For such an interesting candidate, Sen. Rand Paul formally announced his bid for the presidency in the most banal of ways.
Speaking before a cheering crowd at a Louisville, Kentucky hotel, the Republican senator spoke of himself as an outsider who can “beat the Washington machine.” Feel free to yawn here.
After that, Paul followed with the equally cliche-riddled declaration, “I have a message that is loud and clear and does not mince words. We have come to take our country back.” The son of a congressman who presently serves in the U.S. Senate professes to take the country back from the very Washington machine in which he currently maintains a cushy position. We’ve heard this in previous elections. We’ll hear it in future ones. The only problem is that despite his quite ordinary way of launching his campaign, Rand Paul is actually a peculiar candidate for president.
Should he become the nominee – highly unlikely at this point, but bear with me – we’d have the prospect of a presidential election in which the GOP presidential nominee would be far less hawkish in terms of foreign policy than his likely opponent, former Secretary of State Hillary Clinton. We’d also have a presidential race in which the GOP presidential nominee genuinely wants to secure a higher portion of the Black vote. Rand Paul has spoken candidly about police brutality and has introduced legislation alongside New Jersey Democratic Senator Cory Booker that would end the disparate federal drug sentencing laws.
Rand Paul has certainly made controversial comments about the Voting Rights Act in the past, but since then, he’s routinely spoken before Black audiences to make an effort to connect.
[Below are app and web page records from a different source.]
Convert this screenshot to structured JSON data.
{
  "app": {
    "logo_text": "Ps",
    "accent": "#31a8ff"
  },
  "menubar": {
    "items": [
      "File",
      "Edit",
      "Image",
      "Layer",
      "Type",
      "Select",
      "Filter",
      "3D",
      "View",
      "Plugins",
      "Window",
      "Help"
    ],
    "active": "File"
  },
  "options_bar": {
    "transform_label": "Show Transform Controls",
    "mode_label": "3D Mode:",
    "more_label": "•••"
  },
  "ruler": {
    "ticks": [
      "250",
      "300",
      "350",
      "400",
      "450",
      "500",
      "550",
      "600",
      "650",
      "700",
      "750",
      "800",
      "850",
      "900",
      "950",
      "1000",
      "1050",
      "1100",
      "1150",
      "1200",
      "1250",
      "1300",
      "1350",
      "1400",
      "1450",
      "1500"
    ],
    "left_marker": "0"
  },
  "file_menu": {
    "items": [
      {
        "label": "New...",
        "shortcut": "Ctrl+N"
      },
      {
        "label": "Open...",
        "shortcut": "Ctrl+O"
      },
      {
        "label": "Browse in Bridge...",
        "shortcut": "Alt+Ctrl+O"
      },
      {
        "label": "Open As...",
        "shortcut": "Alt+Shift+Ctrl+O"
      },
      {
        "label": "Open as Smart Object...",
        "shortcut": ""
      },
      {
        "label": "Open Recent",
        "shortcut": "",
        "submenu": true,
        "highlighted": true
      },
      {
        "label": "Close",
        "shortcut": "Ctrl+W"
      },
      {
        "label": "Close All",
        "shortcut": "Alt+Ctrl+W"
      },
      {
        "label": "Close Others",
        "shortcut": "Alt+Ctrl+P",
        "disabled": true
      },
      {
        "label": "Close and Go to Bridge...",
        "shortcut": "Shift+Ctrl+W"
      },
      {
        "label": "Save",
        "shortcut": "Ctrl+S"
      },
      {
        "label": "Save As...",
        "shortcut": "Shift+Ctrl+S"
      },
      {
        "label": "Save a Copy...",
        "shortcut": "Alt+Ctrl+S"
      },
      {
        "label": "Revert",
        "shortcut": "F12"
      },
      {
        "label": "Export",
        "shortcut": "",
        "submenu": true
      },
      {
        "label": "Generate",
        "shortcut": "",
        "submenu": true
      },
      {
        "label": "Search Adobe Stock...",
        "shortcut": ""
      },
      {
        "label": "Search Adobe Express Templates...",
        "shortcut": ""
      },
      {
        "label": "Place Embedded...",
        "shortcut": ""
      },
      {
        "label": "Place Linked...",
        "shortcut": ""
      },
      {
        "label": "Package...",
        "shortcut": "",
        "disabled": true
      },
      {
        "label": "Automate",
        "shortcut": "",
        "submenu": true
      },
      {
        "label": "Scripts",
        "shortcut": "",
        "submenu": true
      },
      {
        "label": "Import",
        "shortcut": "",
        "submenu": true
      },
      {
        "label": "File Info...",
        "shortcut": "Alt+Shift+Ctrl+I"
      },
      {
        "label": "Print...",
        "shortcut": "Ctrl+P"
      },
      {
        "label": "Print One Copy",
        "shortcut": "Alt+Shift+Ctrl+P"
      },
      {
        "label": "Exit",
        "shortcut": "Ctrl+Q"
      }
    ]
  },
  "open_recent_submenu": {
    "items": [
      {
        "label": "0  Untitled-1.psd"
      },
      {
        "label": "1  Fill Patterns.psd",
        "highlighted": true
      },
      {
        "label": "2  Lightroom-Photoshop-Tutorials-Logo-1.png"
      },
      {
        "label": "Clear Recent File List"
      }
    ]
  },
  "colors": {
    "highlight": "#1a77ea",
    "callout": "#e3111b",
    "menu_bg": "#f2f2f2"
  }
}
Even if I don’t align with the majority of his political viewpoints, I’m intrigued. And also encouraged given that none of the other potential GOP candidates have bothered with Black voters or will bother in the looming election.
So despite his boring introduction, Rand Paul remains a more intriguing candidate than many of his peers in either party. However, unlike his father, former congressman Ron Paul, Rand Paul has accepted the notion that it’s better to brand yourself a political outlier than to simply be one. In some respects, that makes sense.
Rand Paul’s father is a libertarian in a majorly purist form and is not without controversy — just skim through any write-up about his old newsletters filled with racist sentiments. Still, for all his attempts to appear as normal and less “kooky” than the competition within the prospective GOP presidential field, Rand Paul surrounds himself with crazy.
At his rally on Tuesday, Paul had a local Black pastor named Jerry Stephenson speak. After the rally, Stephenson made some controversial comments about President Obama. Buzzfeed reports that after some prodding from reporters, Stephenson said, “In five years we’ll find out what [Obama’s] real religion is.” He went on to add, “I think the evidence of his actions are not friendly toward Christians. Once he’s out, he will ‘evolve’ like he did on gay marriage. I just believe that’s what he will do.”
To the Paul campaign, Latino and Black churchgoers are voters that can be poached from the Democrats in the general election. Maybe, but as far as Black voters go, questioning the religion of the first Black president – an exhausting exercise as illustrated by the entire Obama administration thus far – is probably not going to entice a bunch of Black people to abandon the Democratic shift.
Then there is the issue of the GOP base. In a segment on Monday’s edition of Fox & Friends, guest Dallas Woodhouse claimed, “Rand Paul’s got to prove that he will nuke a Muslim country if we have to. I’m not saying we should. But I’m saying we will do that if it takes saving America and that there’s no doubt that he will do what it takes to protect America.”
Woodhouse may be speaking for himself in this instance, but the idea that Paul is not accepting of America’s role as interventionist is a common belief among the sort of GOP voters who vote heavily in the primaries. He will be portrayed as weak on foreign policy, which is why his language noticeably changed at the rally.
But if he becomes hawkish, how does that differentiate him from the rest of the field? Just like if he gives into portraying President Obama as “other,” how does he attract more Black voters than the usual GOP presidential nominee? And if he becomes a disputative candidate who plays into caricatures of the nation’s first Black president who had a significant portion of the young vote in each of his wins, how does he follow Obama’s lead as the candidate of the youth as promised?
Rand Paul may have formally announced on Tuesday, but he’s been running for president for quite some time now. Sooner or later, he’s going to have to figure out who he wants to be as a candidate. Himself or a Forever 21 version of some design we’ve already seen.